Porsche 911 SC gauges

Porsche 911 SC gauges by ConserVentures
Porsche 911 SC gauges, a photo by ConserVentures on Flickr. [iPhone photo processed with TiltShiftGen]

This dramatic image was originally snapped with an iPhone 4S. Processed with the app TiltShiftGen, it becomes an above-average image. See the original below. iPhone is leading the way in simple, powerful imagery tools. Think of it as the equivalent of the Kodak Ektralite of the 1980s, only better. . . do you remember?

Silver tea set

Silver tea set by ConserVentures
Silver tea set, a photo by ConserVentures on Flickr. [iPhone with Snapseed processing]
Nothing marks the weekend better than getting out the vintage silver tea set for tea. From an estate back East, the set includes classically shaped tea pot, creamer, sugar bowl, and tray. The tea pot is perfectly designed, with a generous bowl for excellent brewing action, and a spout that does not drip and includes an integrated strainer. A much-loved Christmas present.

Brooks tool pouch

Brooks tool pouch by ConserVentures
Brooks tool pouch, a photo by ConserVentures on Flickr. [iPhone with Instagram processing]

I splurged on a new accessory for the Superbe. An outrageously expensive gorgeous Brooks leather tool pouch.
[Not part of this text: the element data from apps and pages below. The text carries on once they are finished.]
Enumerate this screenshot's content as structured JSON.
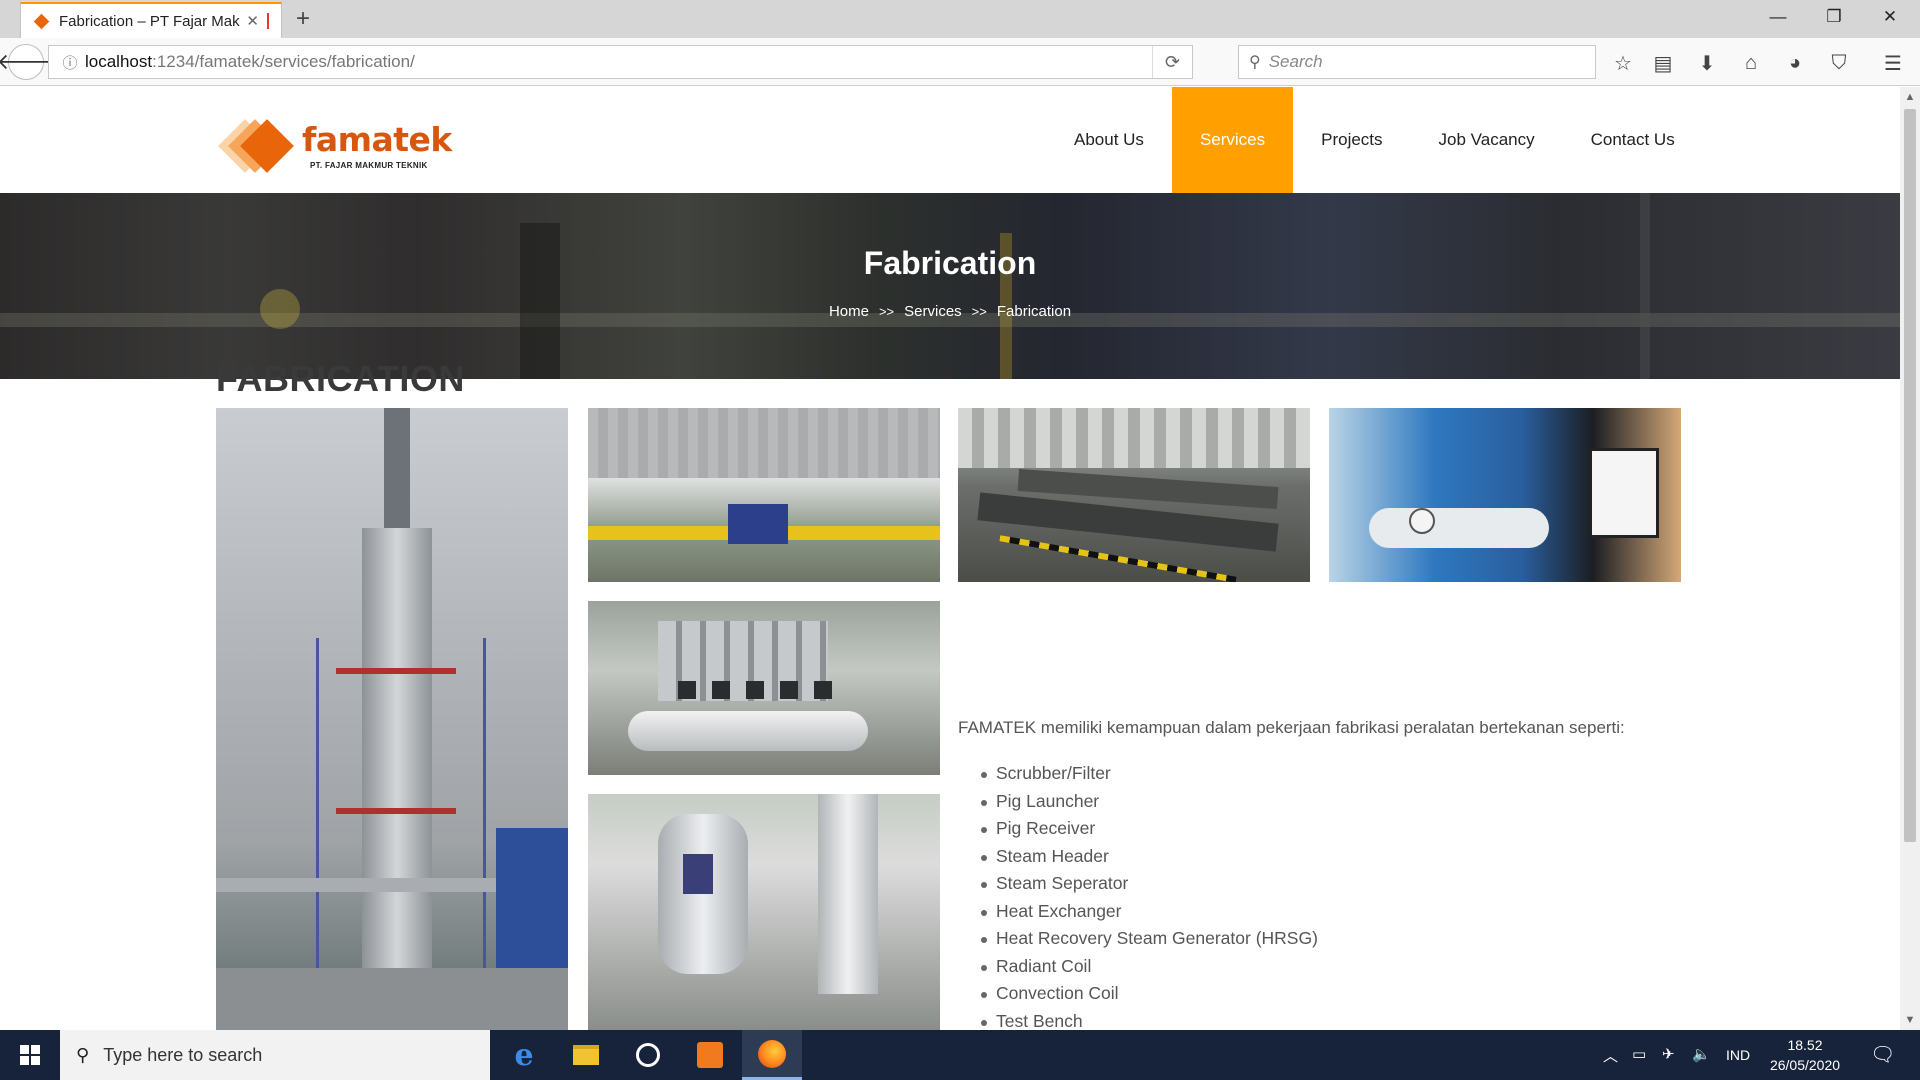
{
  "browser": {
    "tab_title": "Fabrication – PT Fajar Mak...",
    "tab_close": "✕",
    "new_tab": "+",
    "url_host": "localhost",
    "url_path": ":1234/famatek/services/fabrication/",
    "search_placeholder": "Search",
    "window_controls": {
      "minimize": "—",
      "restore": "❐",
      "close": "✕"
    },
    "toolbar_icons": [
      "star-icon",
      "reading-list-icon",
      "download-icon",
      "home-icon",
      "chat-icon",
      "pocket-icon",
      "menu-icon"
    ]
  },
  "site": {
    "logo": {
      "wordmark": "famatek",
      "tagline": "PT. FAJAR MAKMUR TEKNIK"
    },
    "menu": [
      {
        "label": "About Us",
        "active": false
      },
      {
        "label": "Services",
        "active": true
      },
      {
        "label": "Projects",
        "active": false
      },
      {
        "label": "Job Vacancy",
        "active": false
      },
      {
        "label": "Contact Us",
        "active": false
      }
    ],
    "hero": {
      "title": "Fabrication",
      "breadcrumb": {
        "home": "Home",
        "services": "Services",
        "current": "Fabrication",
        "separator": ">>"
      }
    },
    "section_title": "FABRICATION",
    "description": "FAMATEK memiliki kemampuan dalam pekerjaan fabrikasi peralatan bertekanan seperti:",
    "items": [
      "Scrubber/Filter",
      "Pig Launcher",
      "Pig Receiver",
      "Steam Header",
      "Steam Seperator",
      "Heat Exchanger",
      "Heat Recovery Steam Generator (HRSG)",
      "Radiant Coil",
      "Convection Coil",
      "Test Bench"
    ],
    "colors": {
      "accent": "#ffa000",
      "brand": "#d8570f",
      "heading": "#3a3a3a"
    }
  },
  "taskbar": {
    "search_placeholder": "Type here to search",
    "language": "IND",
    "time": "18.52",
    "date": "26/05/2020"
  }
}
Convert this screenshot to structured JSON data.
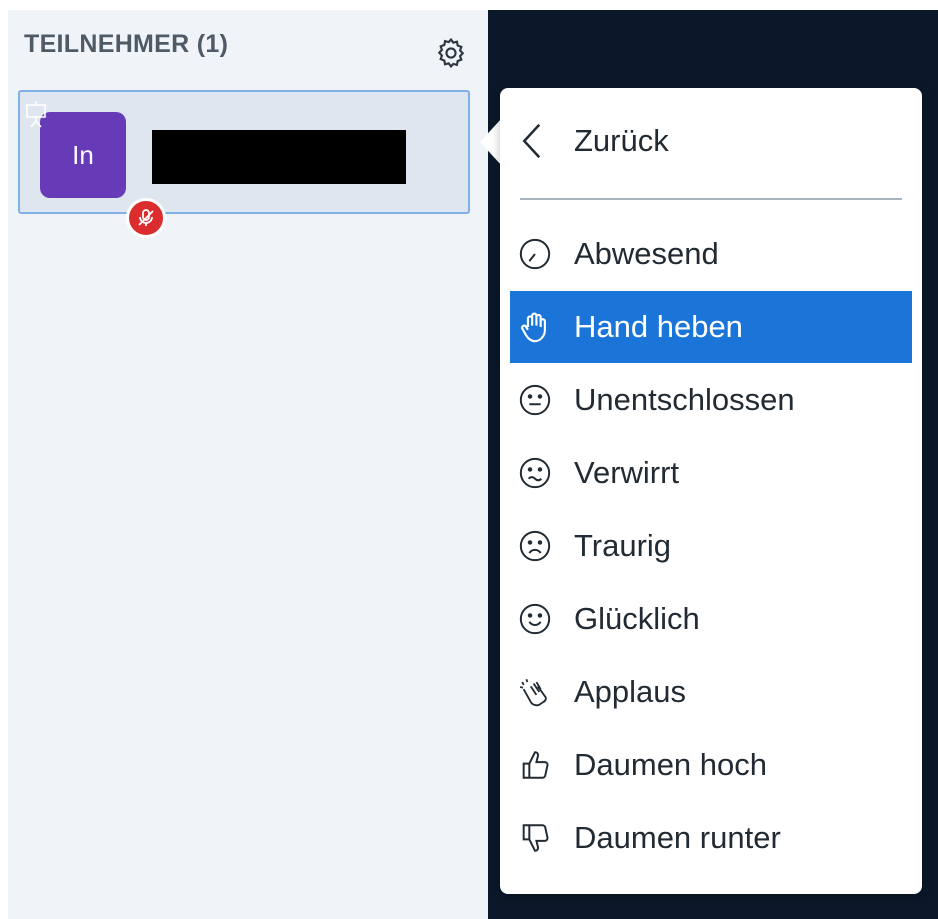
{
  "panel": {
    "title": "TEILNEHMER (1)"
  },
  "user": {
    "initials": "In",
    "name_redacted": "",
    "muted": true
  },
  "menu": {
    "back_label": "Zurück",
    "items": [
      {
        "label": "Abwesend",
        "icon": "clock-icon"
      },
      {
        "label": "Hand heben",
        "icon": "raised-hand-icon",
        "active": true
      },
      {
        "label": "Unentschlossen",
        "icon": "neutral-face-icon"
      },
      {
        "label": "Verwirrt",
        "icon": "confused-face-icon"
      },
      {
        "label": "Traurig",
        "icon": "sad-face-icon"
      },
      {
        "label": "Glücklich",
        "icon": "happy-face-icon"
      },
      {
        "label": "Applaus",
        "icon": "clapping-hands-icon"
      },
      {
        "label": "Daumen hoch",
        "icon": "thumbs-up-icon"
      },
      {
        "label": "Daumen runter",
        "icon": "thumbs-down-icon"
      }
    ]
  },
  "colors": {
    "accent": "#1b75d9",
    "avatar": "#673ab7",
    "mute_badge": "#db2d2d",
    "dark_bg": "#0a1829"
  }
}
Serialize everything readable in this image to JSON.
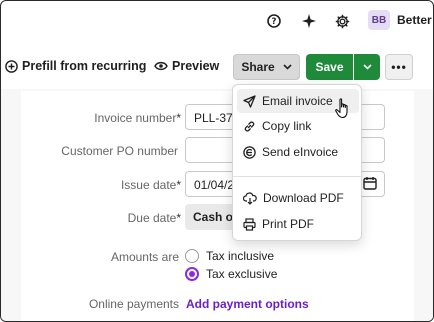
{
  "topbar": {
    "avatar_initials": "BB",
    "org_name": "Better",
    "icons": [
      "help-circle-icon",
      "sparkle-icon",
      "gear-icon"
    ]
  },
  "actions": {
    "prefill_label": "Prefill from recurring",
    "preview_label": "Preview",
    "share_label": "Share",
    "save_label": "Save",
    "more_label": "•••"
  },
  "form": {
    "invoice_number_label": "Invoice number",
    "invoice_number_value": "PLL-374",
    "customer_po_label": "Customer PO number",
    "customer_po_value": "",
    "issue_date_label": "Issue date",
    "issue_date_value": "01/04/2",
    "due_date_label": "Due date",
    "due_date_value": "Cash o",
    "required_mark": "*",
    "amounts_label": "Amounts are",
    "amount_options": [
      {
        "label": "Tax inclusive",
        "selected": false
      },
      {
        "label": "Tax exclusive",
        "selected": true
      }
    ],
    "online_payments_label": "Online payments",
    "add_payment_link": "Add payment options"
  },
  "share_menu": {
    "items": [
      {
        "label": "Email invoice",
        "icon": "send-icon"
      },
      {
        "label": "Copy link",
        "icon": "link-icon"
      },
      {
        "label": "Send eInvoice",
        "icon": "einvoice-icon"
      },
      {
        "label": "Download PDF",
        "icon": "download-cloud-icon"
      },
      {
        "label": "Print PDF",
        "icon": "printer-icon"
      }
    ]
  },
  "colors": {
    "save_green": "#1f8a3a",
    "accent_purple": "#8a2be2",
    "link_purple": "#6a1fd1"
  }
}
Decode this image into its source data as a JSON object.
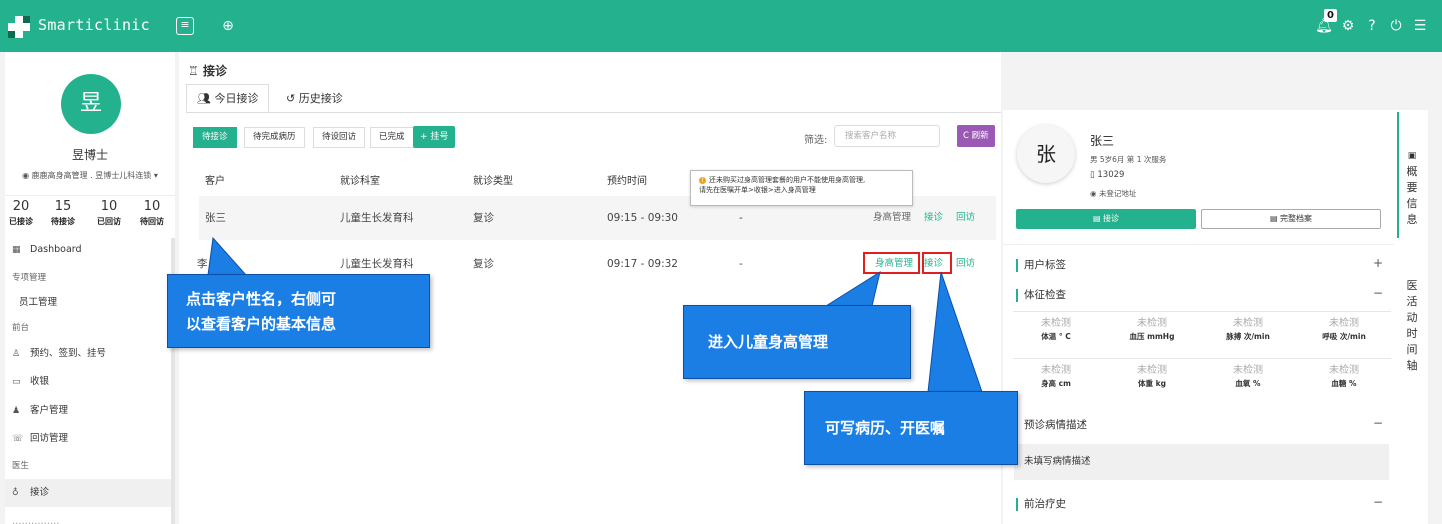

It does not quite fit the non-stock seat (Superbes came with sprung Brooks B66 saddles). Currently looking for a vintage B66.


Bisbee, Memorial Day Weekend 2012


Bisbee, Memorial Day Weekend 2012, a set on Flickr. [iPhone with Camera+]
We took our 1982 Porsche 911SC out for some exercise Memorial Weekend. The Bisbee Bicycle Brothel is one of the West's best classic bicycle shops, full of beautiful European and American racing, randonneur, and 3-speed bikes and related accessories and ephemera. Ken Wallace, the proprietor, is always willing to share his passion. Call ahead, hours are limited.